Acquired cases represent less than 1% of cases in the U.S. and include kuru, iatrogenic CJD, and variant CJD. 

Types of Acquired CJD
Form Cause Distinguishable Features
Kuru A virtually extinct form of human prion disease of the Fore linguistic group of Papua New Guinea transmitted via ritualistic endocannibalism. Mainly affected women and young children. Some incubation periods extended more than 50 years. Clinical presentation of ataxia and psychiatric disturbances.
Iatrogenic CJD (iCJD) Acquired through contamination of neurosurgical instruments, corneal transplants, dura mater graft, or cadaver derived human growth hormone. Age at onset depends on the age at exposure and on the incubation period (time from exposure to disease onset). Incubation periods and likelihood of developing disease depend upon source of infected tissue and route of exposure. Some incubation periods can last decades.
Clinical and pathological features are often indistinguishable from sCJD. Growth hormone cases show plaques.
Variant CJD (vCJD) Exposure to bovine spongiform encephalopathy (BSE) (a.k.a., “mad cow disease”) through consumption of infected beef or blood or plasma transfusion.

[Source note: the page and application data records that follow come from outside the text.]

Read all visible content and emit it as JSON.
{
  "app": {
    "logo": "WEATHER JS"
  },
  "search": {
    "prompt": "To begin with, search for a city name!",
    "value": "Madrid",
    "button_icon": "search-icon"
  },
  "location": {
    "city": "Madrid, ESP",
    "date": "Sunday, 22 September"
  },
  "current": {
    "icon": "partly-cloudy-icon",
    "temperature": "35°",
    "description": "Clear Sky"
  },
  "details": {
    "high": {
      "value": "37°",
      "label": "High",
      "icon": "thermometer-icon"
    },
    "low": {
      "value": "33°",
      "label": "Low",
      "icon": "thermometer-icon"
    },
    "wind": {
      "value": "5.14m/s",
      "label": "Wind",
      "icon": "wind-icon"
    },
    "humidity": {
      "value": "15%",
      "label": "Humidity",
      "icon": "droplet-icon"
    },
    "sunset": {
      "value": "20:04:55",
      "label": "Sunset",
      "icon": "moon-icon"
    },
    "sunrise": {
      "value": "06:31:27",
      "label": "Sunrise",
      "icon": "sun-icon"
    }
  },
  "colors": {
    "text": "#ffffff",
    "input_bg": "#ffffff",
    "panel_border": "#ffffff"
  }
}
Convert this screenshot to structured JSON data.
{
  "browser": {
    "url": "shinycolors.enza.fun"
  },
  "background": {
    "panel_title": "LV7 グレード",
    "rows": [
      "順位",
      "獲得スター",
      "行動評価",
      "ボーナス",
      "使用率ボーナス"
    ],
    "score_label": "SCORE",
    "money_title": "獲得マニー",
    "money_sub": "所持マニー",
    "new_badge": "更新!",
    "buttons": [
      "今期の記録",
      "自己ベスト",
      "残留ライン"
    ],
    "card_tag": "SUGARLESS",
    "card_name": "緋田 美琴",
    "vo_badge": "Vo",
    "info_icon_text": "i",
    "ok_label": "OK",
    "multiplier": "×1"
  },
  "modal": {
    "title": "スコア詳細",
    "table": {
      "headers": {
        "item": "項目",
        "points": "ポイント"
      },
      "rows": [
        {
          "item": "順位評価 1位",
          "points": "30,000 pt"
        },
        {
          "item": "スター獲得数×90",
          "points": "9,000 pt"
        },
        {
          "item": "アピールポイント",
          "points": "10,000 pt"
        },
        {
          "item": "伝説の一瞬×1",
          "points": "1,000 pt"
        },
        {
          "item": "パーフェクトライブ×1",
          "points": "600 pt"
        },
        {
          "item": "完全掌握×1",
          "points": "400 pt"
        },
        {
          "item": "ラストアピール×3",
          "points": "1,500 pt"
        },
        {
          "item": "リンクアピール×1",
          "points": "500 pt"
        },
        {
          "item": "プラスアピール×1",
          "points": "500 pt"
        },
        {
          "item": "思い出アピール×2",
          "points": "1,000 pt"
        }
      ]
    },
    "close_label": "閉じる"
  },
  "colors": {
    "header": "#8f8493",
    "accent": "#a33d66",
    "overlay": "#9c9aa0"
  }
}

Younger age at onset and longer duration than sporadic CJD. Psychiatric symptoms often seen at disease presentation. For blood or plasma transfusion, age at onset depends on the time of exposure. Neuropathologically characterized by the presence of florid plaques.

*There have been no known cases of vCJD acquired in the US. Of the 4 cases diagnosed by the NPDPSC, all were acquired outside the US.